# Exercise description
An accurate, complete copy of the records below is required.

# Entries supplied
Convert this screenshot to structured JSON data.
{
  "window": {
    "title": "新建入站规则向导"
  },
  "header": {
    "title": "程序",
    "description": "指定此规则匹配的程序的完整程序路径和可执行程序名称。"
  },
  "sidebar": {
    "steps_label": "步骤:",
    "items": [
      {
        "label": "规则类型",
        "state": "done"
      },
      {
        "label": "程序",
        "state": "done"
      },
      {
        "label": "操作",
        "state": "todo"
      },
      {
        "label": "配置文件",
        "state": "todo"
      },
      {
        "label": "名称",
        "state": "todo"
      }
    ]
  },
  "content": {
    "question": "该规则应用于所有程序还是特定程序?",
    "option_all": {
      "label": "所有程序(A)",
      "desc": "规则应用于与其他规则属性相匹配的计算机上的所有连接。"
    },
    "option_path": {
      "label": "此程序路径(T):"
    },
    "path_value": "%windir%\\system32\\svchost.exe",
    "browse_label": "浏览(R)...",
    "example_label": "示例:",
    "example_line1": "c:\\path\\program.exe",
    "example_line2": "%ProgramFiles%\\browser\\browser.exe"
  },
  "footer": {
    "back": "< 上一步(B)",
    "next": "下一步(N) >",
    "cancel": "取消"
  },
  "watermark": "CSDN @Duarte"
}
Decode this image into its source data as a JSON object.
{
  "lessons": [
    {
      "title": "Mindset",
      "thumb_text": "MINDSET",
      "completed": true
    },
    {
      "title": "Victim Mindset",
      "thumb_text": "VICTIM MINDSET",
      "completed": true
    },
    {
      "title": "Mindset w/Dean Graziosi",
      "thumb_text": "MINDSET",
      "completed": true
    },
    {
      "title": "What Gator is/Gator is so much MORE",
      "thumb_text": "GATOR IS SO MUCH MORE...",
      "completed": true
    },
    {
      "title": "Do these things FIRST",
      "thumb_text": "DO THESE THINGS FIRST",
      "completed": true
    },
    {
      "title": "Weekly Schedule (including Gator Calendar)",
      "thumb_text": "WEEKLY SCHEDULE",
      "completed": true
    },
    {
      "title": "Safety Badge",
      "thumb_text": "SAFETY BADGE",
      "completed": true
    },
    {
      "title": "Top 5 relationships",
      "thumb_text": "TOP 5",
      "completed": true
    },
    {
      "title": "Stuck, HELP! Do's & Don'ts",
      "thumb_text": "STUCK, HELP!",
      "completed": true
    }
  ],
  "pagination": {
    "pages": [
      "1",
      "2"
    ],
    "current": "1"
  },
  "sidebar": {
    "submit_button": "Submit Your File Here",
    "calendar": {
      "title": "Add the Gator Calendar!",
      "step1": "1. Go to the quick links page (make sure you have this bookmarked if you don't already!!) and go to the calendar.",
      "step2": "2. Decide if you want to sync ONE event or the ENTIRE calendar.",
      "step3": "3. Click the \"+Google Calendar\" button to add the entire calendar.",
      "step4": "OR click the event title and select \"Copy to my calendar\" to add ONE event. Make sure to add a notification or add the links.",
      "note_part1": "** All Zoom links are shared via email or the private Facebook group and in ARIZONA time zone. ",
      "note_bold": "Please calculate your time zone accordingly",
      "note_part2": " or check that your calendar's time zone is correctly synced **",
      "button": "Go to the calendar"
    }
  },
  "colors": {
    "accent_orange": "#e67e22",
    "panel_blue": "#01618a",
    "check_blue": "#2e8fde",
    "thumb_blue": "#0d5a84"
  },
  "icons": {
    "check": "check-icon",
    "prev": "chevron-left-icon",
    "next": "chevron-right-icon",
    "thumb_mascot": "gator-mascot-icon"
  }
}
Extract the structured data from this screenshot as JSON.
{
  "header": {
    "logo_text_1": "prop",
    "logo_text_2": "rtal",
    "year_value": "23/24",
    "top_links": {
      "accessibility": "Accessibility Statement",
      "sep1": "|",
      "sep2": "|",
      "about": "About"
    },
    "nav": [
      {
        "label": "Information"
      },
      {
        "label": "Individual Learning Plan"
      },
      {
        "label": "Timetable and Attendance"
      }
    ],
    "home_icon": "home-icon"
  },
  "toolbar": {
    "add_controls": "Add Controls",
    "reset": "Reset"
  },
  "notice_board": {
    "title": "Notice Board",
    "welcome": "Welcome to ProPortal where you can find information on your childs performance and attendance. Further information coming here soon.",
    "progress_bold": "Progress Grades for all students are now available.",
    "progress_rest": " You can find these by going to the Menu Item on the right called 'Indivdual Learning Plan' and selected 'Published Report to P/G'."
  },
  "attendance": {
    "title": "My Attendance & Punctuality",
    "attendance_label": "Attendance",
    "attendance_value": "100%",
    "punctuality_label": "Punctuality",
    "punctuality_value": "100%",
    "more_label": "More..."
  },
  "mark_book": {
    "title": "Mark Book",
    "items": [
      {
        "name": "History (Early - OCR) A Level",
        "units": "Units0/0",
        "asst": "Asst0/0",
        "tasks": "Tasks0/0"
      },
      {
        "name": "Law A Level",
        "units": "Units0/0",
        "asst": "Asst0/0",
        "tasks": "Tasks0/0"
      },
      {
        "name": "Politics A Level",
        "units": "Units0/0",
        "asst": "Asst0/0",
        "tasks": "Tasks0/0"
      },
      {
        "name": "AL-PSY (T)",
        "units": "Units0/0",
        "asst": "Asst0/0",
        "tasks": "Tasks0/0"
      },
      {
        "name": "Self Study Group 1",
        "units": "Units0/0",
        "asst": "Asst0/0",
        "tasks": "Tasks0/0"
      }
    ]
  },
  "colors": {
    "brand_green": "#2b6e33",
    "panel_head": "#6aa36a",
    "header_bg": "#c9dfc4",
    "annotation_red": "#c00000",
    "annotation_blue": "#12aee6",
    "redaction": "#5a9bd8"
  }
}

# Task answer
Convert this screenshot to structured JSON data.
{
  "window": {
    "title": "新建入站规则向导"
  },
  "header": {
    "title": "程序",
    "description": "指定此规则匹配的程序的完整程序路径和可执行程序名称。"
  },
  "sidebar": {
    "steps_label": "步骤:",
    "items": [
      {
        "label": "规则类型",
        "state": "done"
      },
      {
        "label": "程序",
        "state": "done"
      },
      {
        "label": "操作",
        "state": "todo"
      },
      {
        "label": "配置文件",
        "state": "todo"
      },
      {
        "label": "名称",
        "state": "todo"
      }
    ]
  },
  "content": {
    "question": "该规则应用于所有程序还是特定程序?",
    "option_all": {
      "label": "所有程序(A)",
      "desc": "规则应用于与其他规则属性相匹配的计算机上的所有连接。"
    },
    "option_path": {
      "label": "此程序路径(T):"
    },
    "path_value": "%windir%\\system32\\svchost.exe",
    "browse_label": "浏览(R)...",
    "example_label": "示例:",
    "example_line1": "c:\\path\\program.exe",
    "example_line2": "%ProgramFiles%\\browser\\browser.exe"
  },
  "footer": {
    "back": "< 上一步(B)",
    "next": "下一步(N) >",
    "cancel": "取消"
  },
  "watermark": "CSDN @Duarte"
}
Decode this image into its source data as a JSON object.
{
  "lessons": [
    {
      "title": "Mindset",
      "thumb_text": "MINDSET",
      "completed": true
    },
    {
      "title": "Victim Mindset",
      "thumb_text": "VICTIM MINDSET",
      "completed": true
    },
    {
      "title": "Mindset w/Dean Graziosi",
      "thumb_text": "MINDSET",
      "completed": true
    },
    {
      "title": "What Gator is/Gator is so much MORE",
      "thumb_text": "GATOR IS SO MUCH MORE...",
      "completed": true
    },
    {
      "title": "Do these things FIRST",
      "thumb_text": "DO THESE THINGS FIRST",
      "completed": true
    },
    {
      "title": "Weekly Schedule (including Gator Calendar)",
      "thumb_text": "WEEKLY SCHEDULE",
      "completed": true
    },
    {
      "title": "Safety Badge",
      "thumb_text": "SAFETY BADGE",
      "completed": true
    },
    {
      "title": "Top 5 relationships",
      "thumb_text": "TOP 5",
      "completed": true
    },
    {
      "title": "Stuck, HELP! Do's & Don'ts",
      "thumb_text": "STUCK, HELP!",
      "completed": true
    }
  ],
  "pagination": {
    "pages": [
      "1",
      "2"
    ],
    "current": "1"
  },
  "sidebar": {
    "submit_button": "Submit Your File Here",
    "calendar": {
      "title": "Add the Gator Calendar!",
      "step1": "1. Go to the quick links page (make sure you have this bookmarked if you don't already!!) and go to the calendar.",
      "step2": "2. Decide if you want to sync ONE event or the ENTIRE calendar.",
      "step3": "3. Click the \"+Google Calendar\" button to add the entire calendar.",
      "step4": "OR click the event title and select \"Copy to my calendar\" to add ONE event. Make sure to add a notification or add the links.",
      "note_part1": "** All Zoom links are shared via email or the private Facebook group and in ARIZONA time zone. ",
      "note_bold": "Please calculate your time zone accordingly",
      "note_part2": " or check that your calendar's time zone is correctly synced **",
      "button": "Go to the calendar"
    }
  },
  "colors": {
    "accent_orange": "#e67e22",
    "panel_blue": "#01618a",
    "check_blue": "#2e8fde",
    "thumb_blue": "#0d5a84"
  },
  "icons": {
    "check": "check-icon",
    "prev": "chevron-left-icon",
    "next": "chevron-right-icon",
    "thumb_mascot": "gator-mascot-icon"
  }
}
Extract the structured data from this screenshot as JSON.
{
  "header": {
    "logo_text_1": "prop",
    "logo_text_2": "rtal",
    "year_value": "23/24",
    "top_links": {
      "accessibility": "Accessibility Statement",
      "sep1": "|",
      "sep2": "|",
      "about": "About"
    },
    "nav": [
      {
        "label": "Information"
      },
      {
        "label": "Individual Learning Plan"
      },
      {
        "label": "Timetable and Attendance"
      }
    ],
    "home_icon": "home-icon"
  },
  "toolbar": {
    "add_controls": "Add Controls",
    "reset": "Reset"
  },
  "notice_board": {
    "title": "Notice Board",
    "welcome": "Welcome to ProPortal where you can find information on your childs performance and attendance. Further information coming here soon.",
    "progress_bold": "Progress Grades for all students are now available.",
    "progress_rest": " You can find these by going to the Menu Item on the right called 'Indivdual Learning Plan' and selected 'Published Report to P/G'."
  },
  "attendance": {
    "title": "My Attendance & Punctuality",
    "attendance_label": "Attendance",
    "attendance_value": "100%",
    "punctuality_label": "Punctuality",
    "punctuality_value": "100%",
    "more_label": "More..."
  },
  "mark_book": {
    "title": "Mark Book",
    "items": [
      {
        "name": "History (Early - OCR) A Level",
        "units": "Units0/0",
        "asst": "Asst0/0",
        "tasks": "Tasks0/0"
      },
      {
        "name": "Law A Level",
        "units": "Units0/0",
        "asst": "Asst0/0",
        "tasks": "Tasks0/0"
      },
      {
        "name": "Politics A Level",
        "units": "Units0/0",
        "asst": "Asst0/0",
        "tasks": "Tasks0/0"
      },
      {
        "name": "AL-PSY (T)",
        "units": "Units0/0",
        "asst": "Asst0/0",
        "tasks": "Tasks0/0"
      },
      {
        "name": "Self Study Group 1",
        "units": "Units0/0",
        "asst": "Asst0/0",
        "tasks": "Tasks0/0"
      }
    ]
  },
  "colors": {
    "brand_green": "#2b6e33",
    "panel_head": "#6aa36a",
    "header_bg": "#c9dfc4",
    "annotation_red": "#c00000",
    "annotation_blue": "#12aee6",
    "redaction": "#5a9bd8"
  }
}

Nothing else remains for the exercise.